[Task statement] Go through the entries below and collect each line with the string "data" in it.

········

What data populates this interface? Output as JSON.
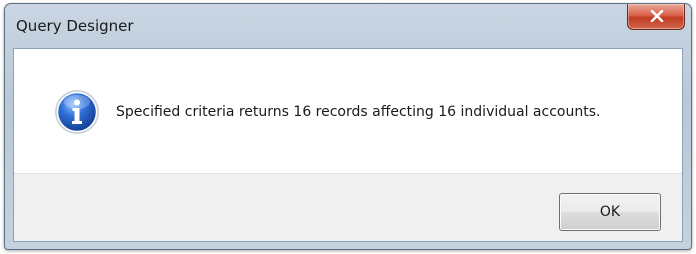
{
  "window": {
    "title": "Query Designer"
  },
  "message": {
    "text": "Specified criteria returns 16 records affecting 16 individual accounts.",
    "icon": "info-icon"
  },
  "buttons": {
    "ok_label": "OK"
  },
  "colors": {
    "titlebar": "#c4d1de",
    "close_button": "#d2694d",
    "info_icon": "#2a62c6"
  }
}
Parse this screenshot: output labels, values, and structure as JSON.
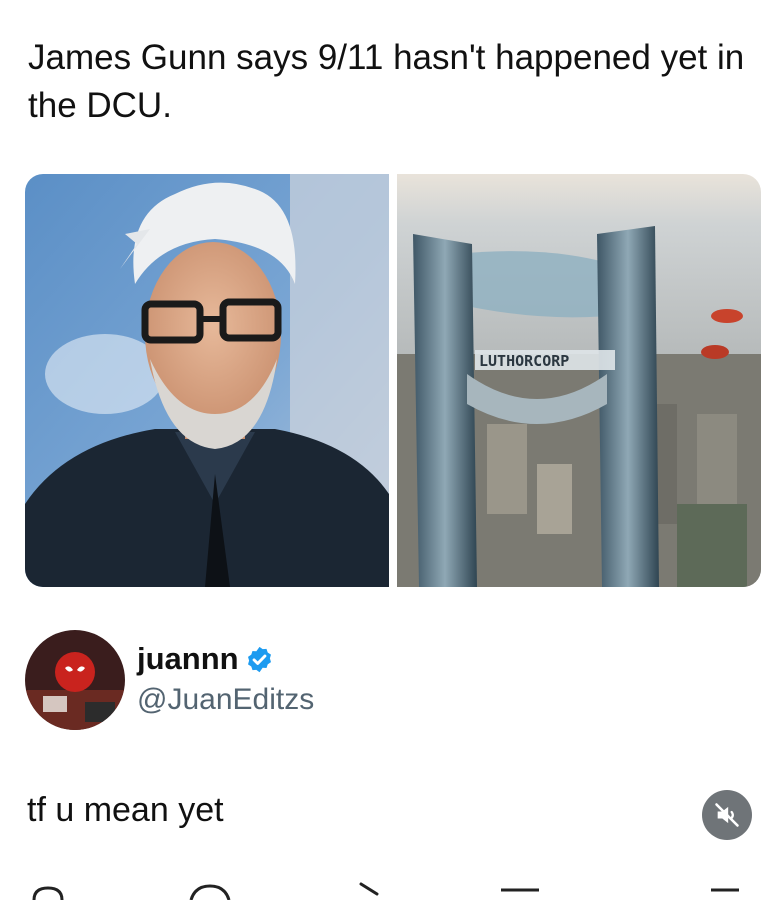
{
  "post": {
    "headline": "James Gunn says 9/11 hasn't happened yet in the DCU."
  },
  "media": {
    "right_image_sign": "LUTHORCORP"
  },
  "tweet": {
    "display_name": "juannn",
    "handle": "@JuanEditzs",
    "text": "tf u mean yet",
    "verified": true
  },
  "icons": {
    "verified": "verified-badge-icon",
    "mute": "speaker-muted-icon",
    "reply": "reply-icon",
    "retweet": "retweet-icon",
    "like": "like-icon",
    "bookmark": "bookmark-icon",
    "share": "share-icon"
  },
  "colors": {
    "verified_blue": "#1d9bf0",
    "handle_gray": "#536471",
    "mute_bg": "#6f7478"
  }
}
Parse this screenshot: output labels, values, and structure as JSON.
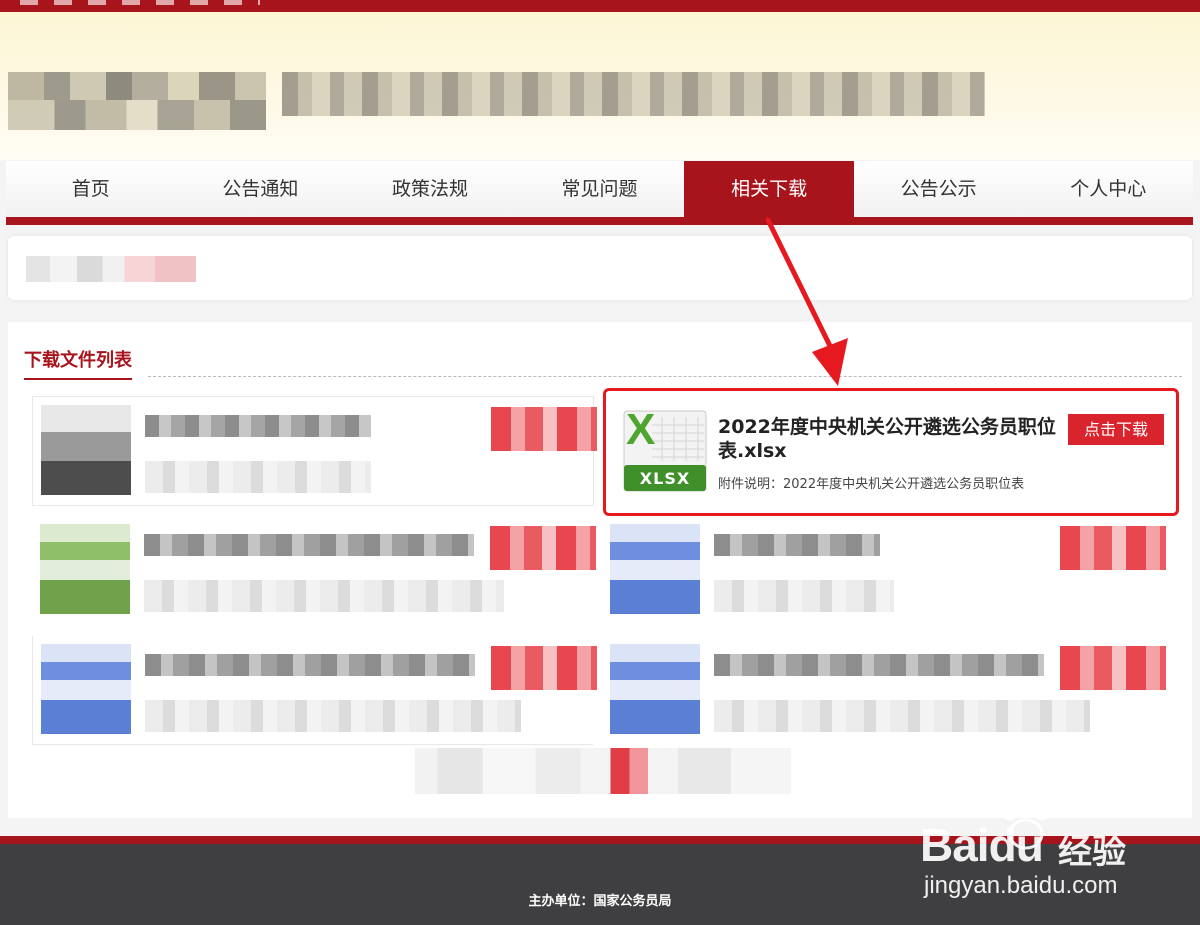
{
  "nav": {
    "items": [
      "首页",
      "公告通知",
      "政策法规",
      "常见问题",
      "相关下载",
      "公告公示",
      "个人中心"
    ],
    "active_index": 4
  },
  "section": {
    "title": "下载文件列表"
  },
  "featured_file": {
    "name": "2022年度中央机关公开遴选公务员职位表.xlsx",
    "description": "附件说明：2022年度中央机关公开遴选公务员职位表",
    "download_label": "点击下载",
    "icon_badge": "XLSX",
    "icon_letter": "X"
  },
  "footer": {
    "sponsor": "主办单位：国家公务员局"
  },
  "watermark": {
    "logo_text": "Bai",
    "logo_du": "du",
    "logo_suffix": "经验",
    "url": "jingyan.baidu.com"
  },
  "colors": {
    "brand_red": "#a8141c",
    "button_red": "#d9232d",
    "highlight": "#e5191f",
    "footer_bg": "#3f3f41"
  }
}
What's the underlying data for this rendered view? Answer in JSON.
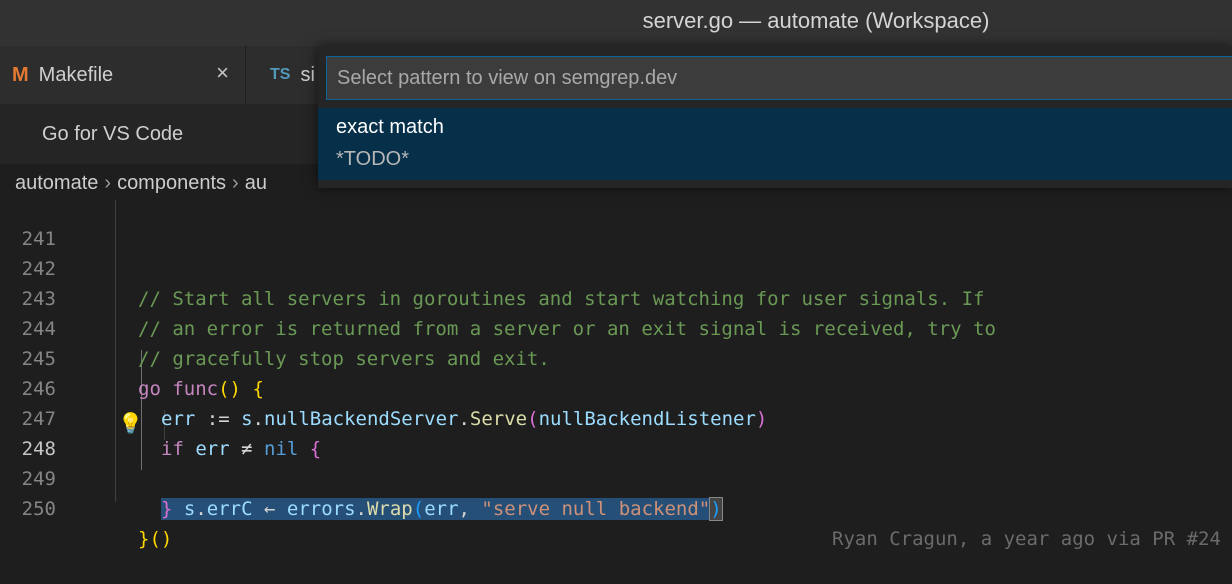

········

[Solution to this task]
What data populates this interface? Output as JSON.
What's the underlying data for this rendered view? Answer in JSON.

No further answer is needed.